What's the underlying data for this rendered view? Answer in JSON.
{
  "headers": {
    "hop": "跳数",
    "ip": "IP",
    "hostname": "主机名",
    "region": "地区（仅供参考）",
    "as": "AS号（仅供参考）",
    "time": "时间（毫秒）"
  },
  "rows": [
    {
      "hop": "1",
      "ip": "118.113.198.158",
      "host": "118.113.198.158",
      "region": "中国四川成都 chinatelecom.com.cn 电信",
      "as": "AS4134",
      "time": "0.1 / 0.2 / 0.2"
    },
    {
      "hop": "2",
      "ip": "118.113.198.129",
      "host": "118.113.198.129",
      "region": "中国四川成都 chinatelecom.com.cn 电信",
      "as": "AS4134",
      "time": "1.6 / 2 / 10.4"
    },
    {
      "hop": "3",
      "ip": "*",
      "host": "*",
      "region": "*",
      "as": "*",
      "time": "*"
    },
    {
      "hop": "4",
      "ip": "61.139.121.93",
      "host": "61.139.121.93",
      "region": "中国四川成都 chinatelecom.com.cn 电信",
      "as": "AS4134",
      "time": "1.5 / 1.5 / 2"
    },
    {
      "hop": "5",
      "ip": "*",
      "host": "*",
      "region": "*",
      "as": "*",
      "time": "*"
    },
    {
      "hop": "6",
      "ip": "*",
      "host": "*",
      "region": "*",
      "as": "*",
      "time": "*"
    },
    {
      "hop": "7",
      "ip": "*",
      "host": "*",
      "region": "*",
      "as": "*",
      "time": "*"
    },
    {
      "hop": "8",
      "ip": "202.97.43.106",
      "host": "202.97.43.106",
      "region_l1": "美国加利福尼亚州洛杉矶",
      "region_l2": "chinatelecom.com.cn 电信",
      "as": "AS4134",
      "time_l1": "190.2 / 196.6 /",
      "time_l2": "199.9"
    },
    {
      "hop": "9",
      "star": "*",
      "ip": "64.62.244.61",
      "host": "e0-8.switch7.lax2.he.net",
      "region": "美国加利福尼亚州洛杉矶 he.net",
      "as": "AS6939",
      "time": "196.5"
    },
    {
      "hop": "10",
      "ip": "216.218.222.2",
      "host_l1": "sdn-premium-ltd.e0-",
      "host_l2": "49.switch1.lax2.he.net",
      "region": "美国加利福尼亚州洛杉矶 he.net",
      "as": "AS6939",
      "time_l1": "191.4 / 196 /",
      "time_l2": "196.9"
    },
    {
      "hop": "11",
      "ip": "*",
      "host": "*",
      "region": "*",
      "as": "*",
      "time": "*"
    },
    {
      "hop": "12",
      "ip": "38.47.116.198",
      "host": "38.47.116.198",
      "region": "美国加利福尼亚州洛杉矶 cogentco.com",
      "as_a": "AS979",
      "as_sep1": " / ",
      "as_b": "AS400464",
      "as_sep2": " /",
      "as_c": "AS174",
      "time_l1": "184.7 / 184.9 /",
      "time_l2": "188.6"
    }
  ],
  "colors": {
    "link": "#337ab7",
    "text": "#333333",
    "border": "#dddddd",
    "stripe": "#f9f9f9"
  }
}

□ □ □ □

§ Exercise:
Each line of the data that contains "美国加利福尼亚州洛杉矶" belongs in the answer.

§ Response box:
      "region_l1": "美国加利福尼亚州洛杉矶",
      "region": "美国加利福尼亚州洛杉矶 he.net",
      "region": "美国加利福尼亚州洛杉矶 he.net",
      "region": "美国加利福尼亚州洛杉矶 cogentco.com",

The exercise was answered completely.